Reproduce every entry exactly, without alteration.

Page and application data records
● ● ● ●

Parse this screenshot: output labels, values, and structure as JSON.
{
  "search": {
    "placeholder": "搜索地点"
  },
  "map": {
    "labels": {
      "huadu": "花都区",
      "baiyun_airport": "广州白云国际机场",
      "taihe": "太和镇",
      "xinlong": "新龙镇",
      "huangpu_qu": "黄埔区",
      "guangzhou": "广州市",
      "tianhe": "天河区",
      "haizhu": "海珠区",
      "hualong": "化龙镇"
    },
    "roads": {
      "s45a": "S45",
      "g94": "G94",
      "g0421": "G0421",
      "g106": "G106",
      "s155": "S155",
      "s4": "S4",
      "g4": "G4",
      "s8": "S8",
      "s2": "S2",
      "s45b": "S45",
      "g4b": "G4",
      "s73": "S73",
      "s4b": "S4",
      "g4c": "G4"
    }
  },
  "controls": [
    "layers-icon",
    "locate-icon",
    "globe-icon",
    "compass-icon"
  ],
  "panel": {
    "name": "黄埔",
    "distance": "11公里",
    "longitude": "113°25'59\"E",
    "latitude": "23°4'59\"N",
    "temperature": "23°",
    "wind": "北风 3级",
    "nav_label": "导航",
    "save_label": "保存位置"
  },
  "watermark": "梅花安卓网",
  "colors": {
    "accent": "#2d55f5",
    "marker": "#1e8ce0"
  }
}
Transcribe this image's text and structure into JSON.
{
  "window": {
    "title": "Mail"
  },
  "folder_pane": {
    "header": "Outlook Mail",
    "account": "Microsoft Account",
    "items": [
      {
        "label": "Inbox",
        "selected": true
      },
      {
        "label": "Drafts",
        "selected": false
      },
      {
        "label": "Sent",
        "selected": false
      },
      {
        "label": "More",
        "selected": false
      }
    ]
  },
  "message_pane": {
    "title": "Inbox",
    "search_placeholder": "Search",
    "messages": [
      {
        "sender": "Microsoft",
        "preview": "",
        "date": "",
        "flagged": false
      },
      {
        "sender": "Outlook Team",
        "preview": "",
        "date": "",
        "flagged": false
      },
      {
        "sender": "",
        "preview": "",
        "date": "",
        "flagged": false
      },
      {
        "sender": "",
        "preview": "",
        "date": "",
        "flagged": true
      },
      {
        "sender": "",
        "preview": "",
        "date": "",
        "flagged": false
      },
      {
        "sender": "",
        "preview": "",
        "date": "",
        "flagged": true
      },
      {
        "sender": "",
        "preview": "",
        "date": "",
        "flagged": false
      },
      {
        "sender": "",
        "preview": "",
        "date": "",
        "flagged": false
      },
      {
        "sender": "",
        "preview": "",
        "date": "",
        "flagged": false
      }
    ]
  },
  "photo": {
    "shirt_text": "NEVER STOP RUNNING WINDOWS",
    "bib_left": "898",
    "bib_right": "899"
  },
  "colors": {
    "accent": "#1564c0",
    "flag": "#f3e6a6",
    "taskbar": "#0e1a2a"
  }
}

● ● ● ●

_Exercise result_
Parse this screenshot: output labels, values, and structure as JSON.
{
  "search": {
    "placeholder": "搜索地点"
  },
  "map": {
    "labels": {
      "huadu": "花都区",
      "baiyun_airport": "广州白云国际机场",
      "taihe": "太和镇",
      "xinlong": "新龙镇",
      "huangpu_qu": "黄埔区",
      "guangzhou": "广州市",
      "tianhe": "天河区",
      "haizhu": "海珠区",
      "hualong": "化龙镇"
    },
    "roads": {
      "s45a": "S45",
      "g94": "G94",
      "g0421": "G0421",
      "g106": "G106",
      "s155": "S155",
      "s4": "S4",
      "g4": "G4",
      "s8": "S8",
      "s2": "S2",
      "s45b": "S45",
      "g4b": "G4",
      "s73": "S73",
      "s4b": "S4",
      "g4c": "G4"
    }
  },
  "controls": [
    "layers-icon",
    "locate-icon",
    "globe-icon",
    "compass-icon"
  ],
  "panel": {
    "name": "黄埔",
    "distance": "11公里",
    "longitude": "113°25'59\"E",
    "latitude": "23°4'59\"N",
    "temperature": "23°",
    "wind": "北风 3级",
    "nav_label": "导航",
    "save_label": "保存位置"
  },
  "watermark": "梅花安卓网",
  "colors": {
    "accent": "#2d55f5",
    "marker": "#1e8ce0"
  }
}
Transcribe this image's text and structure into JSON.
{
  "window": {
    "title": "Mail"
  },
  "folder_pane": {
    "header": "Outlook Mail",
    "account": "Microsoft Account",
    "items": [
      {
        "label": "Inbox",
        "selected": true
      },
      {
        "label": "Drafts",
        "selected": false
      },
      {
        "label": "Sent",
        "selected": false
      },
      {
        "label": "More",
        "selected": false
      }
    ]
  },
  "message_pane": {
    "title": "Inbox",
    "search_placeholder": "Search",
    "messages": [
      {
        "sender": "Microsoft",
        "preview": "",
        "date": "",
        "flagged": false
      },
      {
        "sender": "Outlook Team",
        "preview": "",
        "date": "",
        "flagged": false
      },
      {
        "sender": "",
        "preview": "",
        "date": "",
        "flagged": false
      },
      {
        "sender": "",
        "preview": "",
        "date": "",
        "flagged": true
      },
      {
        "sender": "",
        "preview": "",
        "date": "",
        "flagged": false
      },
      {
        "sender": "",
        "preview": "",
        "date": "",
        "flagged": true
      },
      {
        "sender": "",
        "preview": "",
        "date": "",
        "flagged": false
      },
      {
        "sender": "",
        "preview": "",
        "date": "",
        "flagged": false
      },
      {
        "sender": "",
        "preview": "",
        "date": "",
        "flagged": false
      }
    ]
  },
  "photo": {
    "shirt_text": "NEVER STOP RUNNING WINDOWS",
    "bib_left": "898",
    "bib_right": "899"
  },
  "colors": {
    "accent": "#1564c0",
    "flag": "#f3e6a6",
    "taskbar": "#0e1a2a"
  }
}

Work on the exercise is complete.